Few singers have had the power and presence of Whitney Houston. Her volcanic blast of a voice had a singular, cut-through-your-heart clarity. She was beautiful and beloved, a pop culture phenomenon and a hit machine.

As effervescent as her music could be, the memories are bittersweet. Her downward spiral into drug abuse led to her death in 2012 at age 48, drowning in a hotel bathtub.

Whitney, the new documentary from director Kevin Macdonald, reminds us of her joyous talents, but also takes an unflinching look at her undoing. It’s more bitter than sweet, less a celebration of her life and more of a lament.

Her family and friends are on hand to walk us through the tragic tale of “Nippy” as they called her. After a childhood shuttled between various temporary homes with her two brothers while her mother, Cissy, toured as a backup singer, Houston was devastated by her parents’ affairs and eventual divorce.

Her mother pushed her to develop her voice. In 1985, when she was 21, Houston’s self-titled debut album sold 22 million copies worldwide and spawned three No. 1 singles: How Will I Know, Saving All My Love for You and Greatest Love of All.

More megahits followed: I Wanna Dance With Somebody, So Emotional, Didn’t We Almost Have It All. Her Super Bowl rendition of The Star-Spangled Banner in 1991 remains a classic. I Will Always Love You, from The Bodyguard soundtrack in 1992, spent 14 weeks at No. 1.

Upper-stratosphere fame and adulation were followed by the inevitable backlash. She was criticized for not being “black enough.” The Rev. Al Sharpton dubbed her “Whitey Houston” and called for black people to boycott her records. Rumors spread that she was romantically involved with her best friend, Robyn Crawford, and she capped it all off by marrying bad boy Bobby Brown. She had a daughter (Bobbi Kristina, who also met a sad, tragic end at age 22) and apparently did a lot of drugs.

Hollywood and the music industry are littered with rags-to-riches-to-addiction-to-death stories. Such sagas come replete with hangers-on (in this case Houston’s brothers Michael and Gary), enablers and drug providers (the brothers again), corrupt managers (in this case her father, John).

Macdonald (The Last King of Scotland, One Day in September) attempts to find out what kinds of demons Houston was battling.

In addition to her family, friends, managers, music collaborators and Bodyguard co-star Kevin Costner, we hear from music executives Clive Davis (who claimed to have “discovered” Houston) and L.A. Reid (who claimed to have known nothing about her drug problems). One of the most memorable moments comes from Brown. When he refuses to talk about his ex-wife’s drug use, the conversation quickly dries up.

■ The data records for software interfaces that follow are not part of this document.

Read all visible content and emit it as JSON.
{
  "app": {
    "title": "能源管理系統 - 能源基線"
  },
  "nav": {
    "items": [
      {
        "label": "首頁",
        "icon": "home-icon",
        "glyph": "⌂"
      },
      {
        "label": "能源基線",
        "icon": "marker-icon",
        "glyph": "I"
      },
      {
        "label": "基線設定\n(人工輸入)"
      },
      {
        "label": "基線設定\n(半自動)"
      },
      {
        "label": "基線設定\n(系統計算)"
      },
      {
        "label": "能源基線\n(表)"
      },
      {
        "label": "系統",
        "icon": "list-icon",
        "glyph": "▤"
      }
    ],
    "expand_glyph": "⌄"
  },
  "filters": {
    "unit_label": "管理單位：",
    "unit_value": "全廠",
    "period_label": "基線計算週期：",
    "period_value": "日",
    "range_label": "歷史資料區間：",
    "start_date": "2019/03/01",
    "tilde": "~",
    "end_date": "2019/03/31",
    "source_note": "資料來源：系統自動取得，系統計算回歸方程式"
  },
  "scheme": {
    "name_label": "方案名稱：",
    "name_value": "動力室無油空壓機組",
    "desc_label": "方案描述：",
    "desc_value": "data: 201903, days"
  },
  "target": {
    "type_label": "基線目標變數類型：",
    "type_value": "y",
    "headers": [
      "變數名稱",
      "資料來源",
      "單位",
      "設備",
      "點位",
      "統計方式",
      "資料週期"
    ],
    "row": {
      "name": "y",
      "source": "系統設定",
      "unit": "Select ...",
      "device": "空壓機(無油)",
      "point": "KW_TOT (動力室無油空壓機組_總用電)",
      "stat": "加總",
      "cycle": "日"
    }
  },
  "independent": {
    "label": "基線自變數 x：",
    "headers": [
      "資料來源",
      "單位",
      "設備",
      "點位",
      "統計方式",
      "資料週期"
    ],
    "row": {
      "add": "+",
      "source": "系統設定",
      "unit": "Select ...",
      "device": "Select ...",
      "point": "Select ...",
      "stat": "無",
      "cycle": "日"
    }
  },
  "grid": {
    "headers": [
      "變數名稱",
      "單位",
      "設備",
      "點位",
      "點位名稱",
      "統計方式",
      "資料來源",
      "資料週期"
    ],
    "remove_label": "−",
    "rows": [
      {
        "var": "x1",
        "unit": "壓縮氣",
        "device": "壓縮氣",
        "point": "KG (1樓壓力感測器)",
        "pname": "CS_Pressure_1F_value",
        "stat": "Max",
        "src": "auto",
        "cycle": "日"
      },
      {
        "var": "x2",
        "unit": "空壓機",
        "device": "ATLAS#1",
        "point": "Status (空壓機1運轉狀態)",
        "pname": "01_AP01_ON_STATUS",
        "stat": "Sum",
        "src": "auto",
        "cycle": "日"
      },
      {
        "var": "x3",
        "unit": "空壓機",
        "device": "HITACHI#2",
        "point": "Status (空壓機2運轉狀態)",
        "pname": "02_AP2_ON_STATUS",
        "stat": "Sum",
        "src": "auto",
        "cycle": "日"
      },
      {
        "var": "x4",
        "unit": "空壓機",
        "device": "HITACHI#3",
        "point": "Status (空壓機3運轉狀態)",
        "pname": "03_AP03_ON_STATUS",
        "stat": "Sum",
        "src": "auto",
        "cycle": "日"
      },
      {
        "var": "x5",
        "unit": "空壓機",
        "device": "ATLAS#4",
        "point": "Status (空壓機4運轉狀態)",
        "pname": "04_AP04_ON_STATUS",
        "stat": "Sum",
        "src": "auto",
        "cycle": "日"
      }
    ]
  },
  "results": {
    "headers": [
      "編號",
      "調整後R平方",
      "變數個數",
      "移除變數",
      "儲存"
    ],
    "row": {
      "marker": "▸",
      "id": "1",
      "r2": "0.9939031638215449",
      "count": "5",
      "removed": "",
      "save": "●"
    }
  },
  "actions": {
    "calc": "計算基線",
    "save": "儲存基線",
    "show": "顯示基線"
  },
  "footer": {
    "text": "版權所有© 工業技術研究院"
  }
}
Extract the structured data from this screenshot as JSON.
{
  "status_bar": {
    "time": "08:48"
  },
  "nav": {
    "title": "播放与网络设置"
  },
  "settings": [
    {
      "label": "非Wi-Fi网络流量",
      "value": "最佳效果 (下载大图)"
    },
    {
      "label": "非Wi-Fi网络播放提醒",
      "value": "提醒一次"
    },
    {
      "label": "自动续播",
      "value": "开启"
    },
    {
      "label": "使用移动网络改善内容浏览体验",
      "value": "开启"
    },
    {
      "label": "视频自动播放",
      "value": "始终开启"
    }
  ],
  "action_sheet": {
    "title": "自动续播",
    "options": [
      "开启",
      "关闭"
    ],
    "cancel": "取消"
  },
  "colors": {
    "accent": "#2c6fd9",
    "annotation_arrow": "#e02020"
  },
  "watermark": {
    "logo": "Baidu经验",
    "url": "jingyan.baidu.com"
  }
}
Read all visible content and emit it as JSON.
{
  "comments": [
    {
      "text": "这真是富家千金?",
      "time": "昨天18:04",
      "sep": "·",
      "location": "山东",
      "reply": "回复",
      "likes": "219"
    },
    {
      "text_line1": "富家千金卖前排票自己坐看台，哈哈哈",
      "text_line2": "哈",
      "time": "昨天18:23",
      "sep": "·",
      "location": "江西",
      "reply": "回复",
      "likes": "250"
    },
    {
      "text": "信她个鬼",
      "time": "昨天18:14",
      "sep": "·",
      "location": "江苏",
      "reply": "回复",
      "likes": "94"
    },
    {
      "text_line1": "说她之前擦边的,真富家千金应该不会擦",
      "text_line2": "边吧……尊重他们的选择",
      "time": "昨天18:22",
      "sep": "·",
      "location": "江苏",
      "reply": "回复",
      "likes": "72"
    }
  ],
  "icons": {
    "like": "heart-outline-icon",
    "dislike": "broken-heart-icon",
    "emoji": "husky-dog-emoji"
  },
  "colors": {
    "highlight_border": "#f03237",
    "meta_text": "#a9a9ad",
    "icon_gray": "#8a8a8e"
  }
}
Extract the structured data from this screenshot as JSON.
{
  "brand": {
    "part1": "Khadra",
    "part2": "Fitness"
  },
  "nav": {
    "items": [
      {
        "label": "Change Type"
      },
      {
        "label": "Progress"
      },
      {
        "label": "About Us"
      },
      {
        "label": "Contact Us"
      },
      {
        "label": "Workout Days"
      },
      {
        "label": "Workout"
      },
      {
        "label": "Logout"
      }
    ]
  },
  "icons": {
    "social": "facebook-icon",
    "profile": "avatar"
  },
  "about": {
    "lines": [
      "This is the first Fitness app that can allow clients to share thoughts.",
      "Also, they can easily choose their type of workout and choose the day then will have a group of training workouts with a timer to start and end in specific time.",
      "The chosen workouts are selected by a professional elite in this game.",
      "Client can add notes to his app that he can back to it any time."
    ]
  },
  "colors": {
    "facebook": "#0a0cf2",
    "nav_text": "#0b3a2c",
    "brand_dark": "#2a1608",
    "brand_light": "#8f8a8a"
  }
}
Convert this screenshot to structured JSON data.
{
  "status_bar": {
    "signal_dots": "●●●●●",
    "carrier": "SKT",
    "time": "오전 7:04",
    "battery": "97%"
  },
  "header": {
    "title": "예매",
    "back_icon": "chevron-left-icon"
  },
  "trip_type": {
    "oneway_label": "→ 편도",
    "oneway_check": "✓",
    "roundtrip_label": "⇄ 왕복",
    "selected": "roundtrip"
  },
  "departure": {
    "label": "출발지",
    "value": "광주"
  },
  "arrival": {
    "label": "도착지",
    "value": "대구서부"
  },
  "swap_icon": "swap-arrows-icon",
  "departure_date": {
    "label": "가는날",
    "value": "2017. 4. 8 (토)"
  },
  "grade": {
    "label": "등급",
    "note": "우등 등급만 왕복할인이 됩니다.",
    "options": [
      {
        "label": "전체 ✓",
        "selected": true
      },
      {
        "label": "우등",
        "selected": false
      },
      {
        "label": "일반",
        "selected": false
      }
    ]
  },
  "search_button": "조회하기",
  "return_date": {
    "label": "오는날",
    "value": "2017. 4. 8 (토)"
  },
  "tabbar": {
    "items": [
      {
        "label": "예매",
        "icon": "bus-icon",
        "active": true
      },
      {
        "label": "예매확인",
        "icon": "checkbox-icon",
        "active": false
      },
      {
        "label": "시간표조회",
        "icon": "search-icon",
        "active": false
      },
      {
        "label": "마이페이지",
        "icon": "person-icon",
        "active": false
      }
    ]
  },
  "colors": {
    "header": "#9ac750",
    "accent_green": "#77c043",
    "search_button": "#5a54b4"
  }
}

There is a lot to unpack in Whitney, including a bombshell: the name of the older cousin who Houston claimed molested her as a child: Dee Dee Warwick. (Warwick, sister of singer Dionne Warwick, died in 2008.)

As compelling as Whitney can be at times, it’s also uneven. You get the headlines of Houston’s financial success and woes, but no hard facts. Much of what really happened in her life remains hearsay and speculation. Macdonald mixes clips of Houston’s singing with quick flashes of news footage from the era — It’s Ronald Reagan! It’s the space shuttle disaster! — but without any context. The clips seem gimmicky, like an unnecessary collage.

Where Macdonald does succeed is through his amazing access to the principals in Houston’s life. Seemingly everyone is on hand, with the stark exception of Crawford. Macdonald had the cooperation of the Whitney E. Houston Estate and access to stacks of home videos, which provide several unflattering behind-the-scenes glimpses of Houston and Brown.

There are also chilling and telling moments from the archival footage, such as Houston’s interview with ABC’s Diane Sawyer in 2002. She was trying to make a positive PR comeback, and instead dropped her famous “crack is whack” quote, explaining “I make too much money to ever smoke crack.” When Sawyer asked which was the biggest devil — alcohol, marijuana, cocaine or pills — Houston said, “The biggest devil is me.”

Even with Macdonald’s research and parade of talking heads, there are questions about Houston and her demons that remain unanswered. Whitney scratches the surface and maybe that’s as deep as we’re going to get.

Clint O’Connor covers pop culture. He can be reached at 330-996-3582 or coconnor@thebeaconjournal.com. Follow him on Twitter @ClintOMovies.